One sentence in the report written by special counsel Robert S. Mueller III’s investigators summarizes President Trump’s responses to their inquiries succinctly.

“We viewed the written answers to be inadequate,” it says.

It’s easy to see why.

After battling with Trump’s attorneys for months to get an in-person interview with the president, Mueller’s investigators instead offered written questions to be answered under oath. They covered four primary topic areas: the Trump Tower meeting in June 2016, the Russian effort to interfere with the election, the proposed development project in Moscow and contacts with Russia or Russia-related issues during the campaign and transition. In total, the Mueller team asked 38 distinct questions with 37 follow-ups.

Trump offered 22 distinct answers. In 19 of those answers, he claims not to remember or recall some particular issue. Often, those failures to remember what happened constitute the entirety of his response.

In the past, Trump has touted his memory. In June, speaking at a news conference in Singapore, he assured reporters that he didn’t need notes about his conversation with North Korean leader Kim Jong Un because he has “one of the great memories of all time.” Unfortunately, that memory appears not to extend back to 2015, as indicated in Trump’s responses.

Here’s what he couldn’t remember when asked by Mueller.
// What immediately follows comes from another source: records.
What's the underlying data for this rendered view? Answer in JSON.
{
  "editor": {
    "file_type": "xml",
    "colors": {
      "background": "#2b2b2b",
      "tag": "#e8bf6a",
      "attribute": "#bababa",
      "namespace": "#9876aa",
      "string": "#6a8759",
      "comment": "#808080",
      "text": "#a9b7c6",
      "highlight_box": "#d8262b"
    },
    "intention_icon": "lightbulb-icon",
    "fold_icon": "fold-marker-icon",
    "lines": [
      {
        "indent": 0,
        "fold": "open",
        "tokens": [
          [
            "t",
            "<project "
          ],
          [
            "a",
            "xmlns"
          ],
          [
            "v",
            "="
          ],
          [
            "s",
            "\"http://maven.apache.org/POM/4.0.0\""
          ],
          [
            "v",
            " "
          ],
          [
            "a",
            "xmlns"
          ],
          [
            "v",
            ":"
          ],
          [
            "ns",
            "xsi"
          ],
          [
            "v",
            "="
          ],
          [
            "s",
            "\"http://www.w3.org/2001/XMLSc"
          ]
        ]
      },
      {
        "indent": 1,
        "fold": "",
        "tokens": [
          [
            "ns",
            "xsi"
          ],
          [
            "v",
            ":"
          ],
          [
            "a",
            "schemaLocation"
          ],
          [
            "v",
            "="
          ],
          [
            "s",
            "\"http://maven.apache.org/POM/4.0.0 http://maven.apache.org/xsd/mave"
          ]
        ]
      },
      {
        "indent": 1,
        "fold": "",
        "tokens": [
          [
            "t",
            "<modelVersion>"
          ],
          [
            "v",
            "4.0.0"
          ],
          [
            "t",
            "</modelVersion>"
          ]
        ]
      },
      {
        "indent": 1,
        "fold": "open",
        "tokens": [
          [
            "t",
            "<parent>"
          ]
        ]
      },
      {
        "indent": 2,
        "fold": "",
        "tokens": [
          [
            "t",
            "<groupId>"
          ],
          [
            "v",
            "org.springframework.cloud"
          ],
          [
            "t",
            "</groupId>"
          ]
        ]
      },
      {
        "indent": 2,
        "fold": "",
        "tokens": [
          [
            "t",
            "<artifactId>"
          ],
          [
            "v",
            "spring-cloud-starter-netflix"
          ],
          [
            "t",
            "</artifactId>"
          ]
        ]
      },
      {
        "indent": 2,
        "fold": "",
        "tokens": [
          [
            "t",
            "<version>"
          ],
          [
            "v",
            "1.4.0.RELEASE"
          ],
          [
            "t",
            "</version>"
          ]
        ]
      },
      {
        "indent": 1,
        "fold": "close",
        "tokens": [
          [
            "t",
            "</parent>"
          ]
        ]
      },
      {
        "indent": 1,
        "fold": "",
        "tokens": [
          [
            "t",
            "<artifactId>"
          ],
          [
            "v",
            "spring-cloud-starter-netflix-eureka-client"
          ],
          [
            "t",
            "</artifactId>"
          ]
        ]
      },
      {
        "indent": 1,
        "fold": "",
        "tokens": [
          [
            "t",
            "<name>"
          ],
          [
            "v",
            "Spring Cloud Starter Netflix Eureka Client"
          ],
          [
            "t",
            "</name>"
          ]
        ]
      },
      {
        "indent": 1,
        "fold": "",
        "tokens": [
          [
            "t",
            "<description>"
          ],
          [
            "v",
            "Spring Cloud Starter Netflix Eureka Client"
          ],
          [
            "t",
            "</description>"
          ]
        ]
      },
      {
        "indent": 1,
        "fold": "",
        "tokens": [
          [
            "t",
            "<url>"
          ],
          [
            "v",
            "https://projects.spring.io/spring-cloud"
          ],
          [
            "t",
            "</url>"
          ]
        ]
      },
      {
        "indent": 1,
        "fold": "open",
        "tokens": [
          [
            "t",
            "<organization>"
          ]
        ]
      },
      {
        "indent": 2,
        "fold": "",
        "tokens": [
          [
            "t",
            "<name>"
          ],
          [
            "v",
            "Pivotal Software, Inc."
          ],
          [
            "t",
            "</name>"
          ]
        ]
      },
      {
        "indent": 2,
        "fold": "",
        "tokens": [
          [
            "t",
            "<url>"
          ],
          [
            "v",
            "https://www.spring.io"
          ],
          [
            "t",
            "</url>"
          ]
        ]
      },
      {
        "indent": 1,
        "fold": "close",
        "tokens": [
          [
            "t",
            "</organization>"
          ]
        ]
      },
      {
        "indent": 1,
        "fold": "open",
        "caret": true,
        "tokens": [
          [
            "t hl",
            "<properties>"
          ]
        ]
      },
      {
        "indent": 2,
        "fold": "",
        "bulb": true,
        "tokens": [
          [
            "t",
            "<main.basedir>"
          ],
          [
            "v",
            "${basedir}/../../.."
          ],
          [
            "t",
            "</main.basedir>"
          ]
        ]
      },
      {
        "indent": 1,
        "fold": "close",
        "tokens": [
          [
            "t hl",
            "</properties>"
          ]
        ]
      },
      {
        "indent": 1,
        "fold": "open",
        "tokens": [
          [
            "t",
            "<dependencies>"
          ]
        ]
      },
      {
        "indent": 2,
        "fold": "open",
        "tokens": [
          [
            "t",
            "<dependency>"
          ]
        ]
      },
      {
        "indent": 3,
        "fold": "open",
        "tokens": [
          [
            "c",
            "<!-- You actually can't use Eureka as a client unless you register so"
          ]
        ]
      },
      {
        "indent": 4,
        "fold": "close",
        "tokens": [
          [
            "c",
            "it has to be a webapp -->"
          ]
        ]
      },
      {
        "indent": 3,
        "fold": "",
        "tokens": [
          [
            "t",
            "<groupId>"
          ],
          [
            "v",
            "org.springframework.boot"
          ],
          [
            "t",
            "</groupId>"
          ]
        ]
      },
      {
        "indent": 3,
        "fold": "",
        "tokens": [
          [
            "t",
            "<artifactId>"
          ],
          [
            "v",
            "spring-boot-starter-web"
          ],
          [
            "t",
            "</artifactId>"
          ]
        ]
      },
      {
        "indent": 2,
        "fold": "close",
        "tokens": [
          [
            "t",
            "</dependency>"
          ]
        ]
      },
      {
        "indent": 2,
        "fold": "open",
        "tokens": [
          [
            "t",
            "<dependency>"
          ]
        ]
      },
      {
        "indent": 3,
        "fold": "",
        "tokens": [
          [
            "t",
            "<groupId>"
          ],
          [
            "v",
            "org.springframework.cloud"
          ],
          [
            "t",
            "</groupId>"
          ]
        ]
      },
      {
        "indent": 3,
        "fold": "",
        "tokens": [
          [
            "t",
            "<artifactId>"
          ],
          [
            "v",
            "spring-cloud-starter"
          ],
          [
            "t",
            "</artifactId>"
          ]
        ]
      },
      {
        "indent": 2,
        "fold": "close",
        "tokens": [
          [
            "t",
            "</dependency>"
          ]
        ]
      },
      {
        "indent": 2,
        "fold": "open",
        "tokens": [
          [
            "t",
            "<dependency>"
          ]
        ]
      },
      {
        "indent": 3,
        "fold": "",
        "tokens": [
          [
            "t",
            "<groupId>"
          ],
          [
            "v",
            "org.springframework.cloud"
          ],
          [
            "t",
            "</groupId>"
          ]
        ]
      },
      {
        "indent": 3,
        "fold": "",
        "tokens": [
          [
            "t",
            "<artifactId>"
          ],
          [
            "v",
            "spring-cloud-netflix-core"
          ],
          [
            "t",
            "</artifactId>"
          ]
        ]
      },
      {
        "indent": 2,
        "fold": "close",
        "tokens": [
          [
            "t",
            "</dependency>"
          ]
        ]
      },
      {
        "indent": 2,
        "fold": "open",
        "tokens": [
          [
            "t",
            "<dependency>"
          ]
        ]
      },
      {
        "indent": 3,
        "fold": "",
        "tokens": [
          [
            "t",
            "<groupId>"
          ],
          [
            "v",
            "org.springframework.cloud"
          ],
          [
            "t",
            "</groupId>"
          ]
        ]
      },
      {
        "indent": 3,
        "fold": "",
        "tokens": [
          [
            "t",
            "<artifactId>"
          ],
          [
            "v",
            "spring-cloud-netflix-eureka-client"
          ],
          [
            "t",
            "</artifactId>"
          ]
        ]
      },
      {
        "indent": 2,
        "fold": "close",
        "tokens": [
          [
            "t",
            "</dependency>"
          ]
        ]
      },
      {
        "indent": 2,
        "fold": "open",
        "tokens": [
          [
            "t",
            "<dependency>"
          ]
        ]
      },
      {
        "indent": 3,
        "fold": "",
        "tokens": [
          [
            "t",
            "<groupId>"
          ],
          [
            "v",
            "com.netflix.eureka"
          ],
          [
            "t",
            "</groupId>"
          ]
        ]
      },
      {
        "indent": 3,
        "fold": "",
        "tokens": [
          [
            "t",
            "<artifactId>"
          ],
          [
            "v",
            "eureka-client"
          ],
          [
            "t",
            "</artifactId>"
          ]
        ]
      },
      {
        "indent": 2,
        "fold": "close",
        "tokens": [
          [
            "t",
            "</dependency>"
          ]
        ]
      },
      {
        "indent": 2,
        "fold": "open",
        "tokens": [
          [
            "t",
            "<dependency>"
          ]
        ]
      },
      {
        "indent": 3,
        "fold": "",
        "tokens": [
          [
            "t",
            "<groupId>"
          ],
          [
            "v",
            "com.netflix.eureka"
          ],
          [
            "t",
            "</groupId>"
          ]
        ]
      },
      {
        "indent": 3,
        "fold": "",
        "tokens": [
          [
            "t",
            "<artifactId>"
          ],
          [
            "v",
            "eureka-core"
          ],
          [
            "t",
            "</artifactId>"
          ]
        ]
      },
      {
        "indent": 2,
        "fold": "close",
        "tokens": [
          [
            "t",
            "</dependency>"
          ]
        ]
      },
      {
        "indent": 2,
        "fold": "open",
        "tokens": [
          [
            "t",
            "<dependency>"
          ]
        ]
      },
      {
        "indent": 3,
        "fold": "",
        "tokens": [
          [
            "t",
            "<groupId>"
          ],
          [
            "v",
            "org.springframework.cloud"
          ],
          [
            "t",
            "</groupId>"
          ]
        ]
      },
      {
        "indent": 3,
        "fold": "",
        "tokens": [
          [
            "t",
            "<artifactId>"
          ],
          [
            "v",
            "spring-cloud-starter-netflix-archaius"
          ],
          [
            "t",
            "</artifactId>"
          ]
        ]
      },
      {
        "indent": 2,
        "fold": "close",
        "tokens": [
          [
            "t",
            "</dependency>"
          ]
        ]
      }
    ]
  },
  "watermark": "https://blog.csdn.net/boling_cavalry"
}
  • He didn’t recall whether he learned about the Trump Tower meeting before it happened.
  • He didn’t recall whether he learned about it after the meeting took place or about the email chain that set it up or about Donald Trump Jr.'s various interactions that led to its happening.
  • He didn’t recall what parts of the days before the meeting he spent in Trump Tower.
  • He didn’t recall whether he spoke with Trump Jr., Jared Kushner or Paul Manafort on the day of the meeting, though his calendar showed a meeting with Manafort that morning.
  • He didn’t recall any communications with the family of Russian developers (the Agalarovs) that set up the meeting after June 3, 2016.
  • He didn’t recall being aware of any communications involving his son, his son-in-law, Kushner, his campaign chairman, Manafort, or any of the external people involved in the meeting.
  • He didn’t recall being told that the Russians supported his candidacy during the campaign, though he was “aware of some reports indicating that [Russian President Vladimir] Putin had made complimentary statements” about him.
  • He didn’t recall being told that a foreign government had offered to support his campaign.
  • He didn’t recall when he learned that the emails of the Democratic Party had been hacked or learning about the hacking of emails of individuals — meaning Hillary Clinton’s campaign chairman, John Podesta — before it was reported by the media.
  • He didn’t recall being aware of people associated with his campaign having any contact with WikiLeaks during the campaign.
  • He didn’t recall being told about Russian efforts to hack Clinton’s emails before reading about them in the media.
  • He didn’t recall being told that WikiLeaks had emails related to Podesta before their release.
  • He didn’t recall being told that his adviser Roger Stone or anyone linked to Stone had communicated with WikiLeaks.
  • He didn’t recall the specifics of any conversations he’d had with Stone from June to November 2016 or ever discussing WikiLeaks with Stone.
  • He didn’t recall being aware that Stone had discussed WikiLeaks with members of his campaign.
  • He didn’t recall discussing a possible pardon for WikiLeaks founder Julian Assange.
  • He didn’t recall being aware during the campaign that Russia was trying to assist his campaign by posting on social media or organizing rallies.
  • He didn’t recall any conversation about traveling to Russia as part of the Moscow development deal or being aware of conversations between his personal attorney Michael Cohen and any Russian government official about a letter of intent focused on that project.
  • He didn’t recall being aware of people associated with his campaign — Manafort — sharing internal polling with people linked to Russia.
  • He didn’t recall being told during the campaign of efforts by Russian officials to meet with him or members of his campaign.
  • He didn’t recall details of when he learned about a change made to the Republican Party platform that was favorable to Russia.
  • He didn’t remember being asked to attend a chess event in Russia.

That’s most of what he didn’t remember, but not everything.

What did he remember? Among other things, he did remember the genesis of his comments on June 7, 2016, that he would soon be giving a speech targeting Clinton, a comment that came shortly after his son had set up a meeting with someone who Trump Jr. thought would offer new dirt on Clinton. He did remember some of the genesis of the Trump Tower Moscow deal. And he did remember that he did not know that Manafort offered to give campaign briefings to a Russian oligarch named Oleg Deripaska.

Most or all of Trump’s denials that he remembered particular things may be true. Some may not be.

Cohen, for example, has testified that he was present when Stone told Trump about an upcoming WikiLeaks release in mid-July. Cohen also testified that he remembered Trump Jr. telling Trump that a meeting was set in early June, though he doesn’t know that the comment was about the Trump Tower meeting.

Had Mueller’s team been able to engage in an extended interview of Trump, it might have been better able to determine what the president had actually forgotten. As it stands, though, Trump’s various failures of recollection are the best Mueller’s team got.